Student debt is a major crisis that is constantly hovering over the uncertain futures of the youth in the United States. If a real estate expert would go and ask most students or fresh graduates about their plans for the future, the answer would most likely be unknown. America’s youth is fully concentrated on one thing, their education and how to get rid of the hefty debts that come along with it. What effect on real estate does that have?
There is no denying that the student loan debt problem will affect other markets in the near future, and the housing market in specific. How are we expecting the students or graduates in debt to outline the plan for their future homes? These young people are already wasting years of hard earned income to pay off their debts.
The student loan debt has reached astronomical figures after reaching $1.3 trillion; second only to mortgage debts throughout the country. This raises a lot of concerns for the its effect on real estate. How will demand keep flowing if most of the new generation won’t be able to afford purchasing a property for them? The US workforce consists of more than 50 million millennials in which 70% of them are paying off student debts.

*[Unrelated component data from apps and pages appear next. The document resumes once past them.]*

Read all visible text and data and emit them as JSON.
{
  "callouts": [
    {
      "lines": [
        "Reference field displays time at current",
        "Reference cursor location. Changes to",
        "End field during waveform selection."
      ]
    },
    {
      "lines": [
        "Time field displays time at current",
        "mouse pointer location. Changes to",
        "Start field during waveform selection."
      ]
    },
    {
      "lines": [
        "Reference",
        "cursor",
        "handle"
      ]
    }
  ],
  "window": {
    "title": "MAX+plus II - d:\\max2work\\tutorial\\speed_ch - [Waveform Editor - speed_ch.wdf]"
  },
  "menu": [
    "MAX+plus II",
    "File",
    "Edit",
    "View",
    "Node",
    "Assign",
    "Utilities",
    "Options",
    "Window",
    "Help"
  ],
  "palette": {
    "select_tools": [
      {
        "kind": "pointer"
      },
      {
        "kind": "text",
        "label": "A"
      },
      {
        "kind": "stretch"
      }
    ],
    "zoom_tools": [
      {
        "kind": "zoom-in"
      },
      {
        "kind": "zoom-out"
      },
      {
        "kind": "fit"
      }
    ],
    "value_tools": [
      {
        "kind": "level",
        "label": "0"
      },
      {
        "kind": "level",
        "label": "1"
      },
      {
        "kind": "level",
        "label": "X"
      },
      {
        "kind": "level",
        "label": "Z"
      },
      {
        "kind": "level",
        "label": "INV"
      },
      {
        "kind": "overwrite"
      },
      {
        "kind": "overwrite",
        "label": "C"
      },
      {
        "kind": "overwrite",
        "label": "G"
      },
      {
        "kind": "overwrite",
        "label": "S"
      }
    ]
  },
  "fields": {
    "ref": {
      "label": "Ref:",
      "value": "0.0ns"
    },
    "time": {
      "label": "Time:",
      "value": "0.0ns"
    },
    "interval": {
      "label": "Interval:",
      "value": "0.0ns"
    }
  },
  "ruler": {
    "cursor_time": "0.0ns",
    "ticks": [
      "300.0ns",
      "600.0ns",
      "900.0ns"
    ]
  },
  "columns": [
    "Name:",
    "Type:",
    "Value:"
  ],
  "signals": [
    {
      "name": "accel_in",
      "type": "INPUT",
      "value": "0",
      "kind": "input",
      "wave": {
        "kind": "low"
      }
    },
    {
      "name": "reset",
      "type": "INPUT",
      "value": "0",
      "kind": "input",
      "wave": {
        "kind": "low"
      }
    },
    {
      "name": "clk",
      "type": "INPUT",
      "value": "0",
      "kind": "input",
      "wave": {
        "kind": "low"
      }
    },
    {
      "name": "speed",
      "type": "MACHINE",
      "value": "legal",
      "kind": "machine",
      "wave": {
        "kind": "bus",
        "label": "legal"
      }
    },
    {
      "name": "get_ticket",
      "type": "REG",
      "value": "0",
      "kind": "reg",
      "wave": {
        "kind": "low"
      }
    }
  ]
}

Causes of Student Debt
The fact that most young Americans believe in the importance of higher education has driven them to purse education even if they are can’t afford it. This idea resonates with many students and causes them to borrow tens of thousands of dollars with the hopes of repaying them as soon as they get employed. Competition for jobs is another reason that makes millennials do this so they stand out when applying for jobs that will earn them money.
Effect on Real Estate
The housing market is dependent on new investors to keep its sales flowing and supply steady. But if we ask most people facing a student debt if they are willing to invest in a property in the present time, the answer would be a resounding no. This shouldn’t come as a surprise as well because who can afford the luxury of purchasing a property when they are faced with enormous debt.
At this point it is expected that the effect on real estate market will will be a negative one. If like mentioned above 70% of 50 million millennials in the workforce are facing debts, then you can definitely rule most of them out of buying homes. On the one hand the suppliers or contractors selling properties are likely to witness a huge decrease in sales in the years to come. Alternatively, homeowners looking for young tenants are likely to profit, because if you are not a homeowner then you are a renter. Millennials will be dependent on flat sharing or home renting in the early days of their careers.
The final obstacle facing millennials is even if they had the intention to buy property; they probably can’t qualify for a loan. Their student debt is already consuming a good portion of their salary that is it practically removing any possibility of qualifying for a mortgage.
The student debt crisis is real and it’s soaring every year and its effect on real estate cannot be underestimated. The fact that student debt is the second largest debt in the United States says everything about the magnitude of this problem. Millennials want stability; they understand that home ownership is an important investment. The real challenge lies in how well they can override this debt to be able to invest in real estate and other endeavors. At the end of the day, only time can tell how this crisis will unravel.